AVAILABLE DATA:
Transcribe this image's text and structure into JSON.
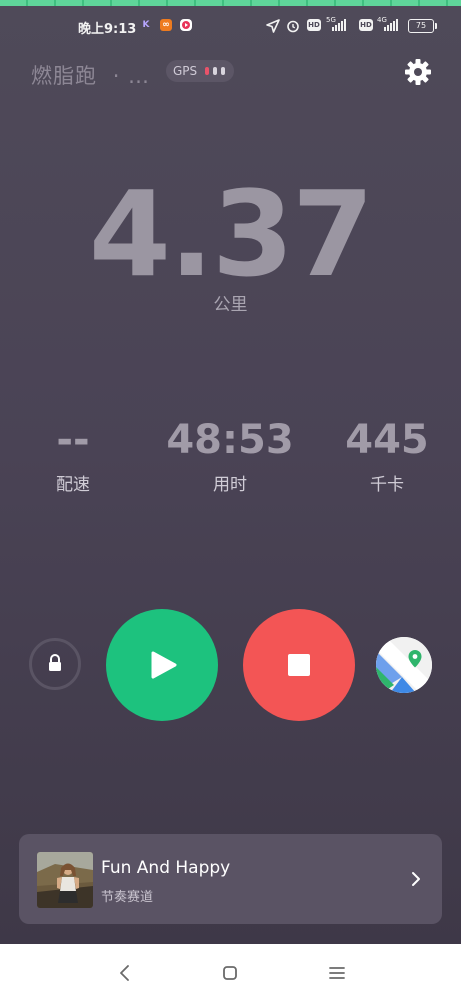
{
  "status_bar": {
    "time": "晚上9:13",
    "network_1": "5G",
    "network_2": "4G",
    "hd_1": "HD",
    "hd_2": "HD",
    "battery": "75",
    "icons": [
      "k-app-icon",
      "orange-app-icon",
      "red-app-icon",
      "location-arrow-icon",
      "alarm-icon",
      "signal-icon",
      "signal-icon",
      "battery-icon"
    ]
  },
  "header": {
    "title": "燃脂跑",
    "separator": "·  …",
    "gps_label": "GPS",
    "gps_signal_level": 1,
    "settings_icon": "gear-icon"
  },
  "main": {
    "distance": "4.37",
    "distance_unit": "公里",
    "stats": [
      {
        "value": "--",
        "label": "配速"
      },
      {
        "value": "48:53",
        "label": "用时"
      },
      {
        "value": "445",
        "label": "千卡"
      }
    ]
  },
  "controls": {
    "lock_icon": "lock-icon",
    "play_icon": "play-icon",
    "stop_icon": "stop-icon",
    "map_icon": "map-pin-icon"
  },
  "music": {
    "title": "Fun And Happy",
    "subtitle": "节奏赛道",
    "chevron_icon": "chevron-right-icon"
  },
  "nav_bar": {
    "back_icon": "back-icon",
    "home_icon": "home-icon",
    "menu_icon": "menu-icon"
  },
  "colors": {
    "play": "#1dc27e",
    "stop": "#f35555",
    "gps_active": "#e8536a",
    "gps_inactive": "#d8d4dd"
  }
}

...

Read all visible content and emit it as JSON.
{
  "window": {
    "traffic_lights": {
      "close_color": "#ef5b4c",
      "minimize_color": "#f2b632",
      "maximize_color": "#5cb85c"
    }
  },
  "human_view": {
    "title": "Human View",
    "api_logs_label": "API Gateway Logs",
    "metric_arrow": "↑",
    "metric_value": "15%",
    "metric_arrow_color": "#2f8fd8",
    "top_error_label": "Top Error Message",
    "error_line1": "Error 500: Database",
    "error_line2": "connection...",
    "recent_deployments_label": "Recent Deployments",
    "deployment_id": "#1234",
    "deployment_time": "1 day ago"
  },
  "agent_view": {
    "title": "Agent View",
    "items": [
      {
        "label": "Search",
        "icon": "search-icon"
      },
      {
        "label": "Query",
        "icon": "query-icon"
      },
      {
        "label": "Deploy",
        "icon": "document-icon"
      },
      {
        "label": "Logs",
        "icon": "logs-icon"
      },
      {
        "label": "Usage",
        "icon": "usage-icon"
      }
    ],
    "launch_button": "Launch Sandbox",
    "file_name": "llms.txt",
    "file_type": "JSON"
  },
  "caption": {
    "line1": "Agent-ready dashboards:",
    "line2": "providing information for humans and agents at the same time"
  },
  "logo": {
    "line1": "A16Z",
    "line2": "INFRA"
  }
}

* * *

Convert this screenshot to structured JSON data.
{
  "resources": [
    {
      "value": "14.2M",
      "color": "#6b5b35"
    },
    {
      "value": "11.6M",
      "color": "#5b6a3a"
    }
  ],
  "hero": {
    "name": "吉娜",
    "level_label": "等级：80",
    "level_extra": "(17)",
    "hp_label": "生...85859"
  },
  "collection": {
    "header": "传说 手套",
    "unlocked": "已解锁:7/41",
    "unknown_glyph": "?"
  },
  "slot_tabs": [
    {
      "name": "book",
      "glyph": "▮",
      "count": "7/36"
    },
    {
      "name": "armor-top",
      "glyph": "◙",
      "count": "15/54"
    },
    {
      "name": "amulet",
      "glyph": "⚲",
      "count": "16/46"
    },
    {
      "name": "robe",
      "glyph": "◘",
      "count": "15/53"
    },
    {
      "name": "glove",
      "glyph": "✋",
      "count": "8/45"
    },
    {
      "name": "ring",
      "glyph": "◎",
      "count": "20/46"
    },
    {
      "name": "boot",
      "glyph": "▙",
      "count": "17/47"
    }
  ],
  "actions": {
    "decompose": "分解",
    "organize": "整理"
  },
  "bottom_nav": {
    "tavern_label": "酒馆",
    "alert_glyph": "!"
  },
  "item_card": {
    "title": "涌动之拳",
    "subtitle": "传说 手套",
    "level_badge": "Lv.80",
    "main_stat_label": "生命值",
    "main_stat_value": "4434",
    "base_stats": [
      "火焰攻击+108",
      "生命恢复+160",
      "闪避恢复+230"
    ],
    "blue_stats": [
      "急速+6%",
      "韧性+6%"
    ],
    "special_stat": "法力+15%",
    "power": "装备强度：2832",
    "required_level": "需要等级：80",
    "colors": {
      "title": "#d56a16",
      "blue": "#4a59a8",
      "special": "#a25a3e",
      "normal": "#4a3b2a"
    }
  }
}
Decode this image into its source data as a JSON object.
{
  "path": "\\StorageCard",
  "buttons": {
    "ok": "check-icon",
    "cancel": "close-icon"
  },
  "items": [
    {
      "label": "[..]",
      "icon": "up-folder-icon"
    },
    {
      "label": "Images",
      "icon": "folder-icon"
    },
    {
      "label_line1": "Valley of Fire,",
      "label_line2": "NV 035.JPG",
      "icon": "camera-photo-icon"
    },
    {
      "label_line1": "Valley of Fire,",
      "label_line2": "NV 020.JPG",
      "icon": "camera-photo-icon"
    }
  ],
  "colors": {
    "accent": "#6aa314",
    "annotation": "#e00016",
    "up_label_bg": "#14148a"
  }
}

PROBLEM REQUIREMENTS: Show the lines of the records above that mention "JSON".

WRITTEN REPLY:
Transcribe this image's text and structure into JSON.
Read all visible content and emit it as JSON.
    "file_type": "JSON"
Convert this screenshot to structured JSON data.
Decode this image into its source data as a JSON object.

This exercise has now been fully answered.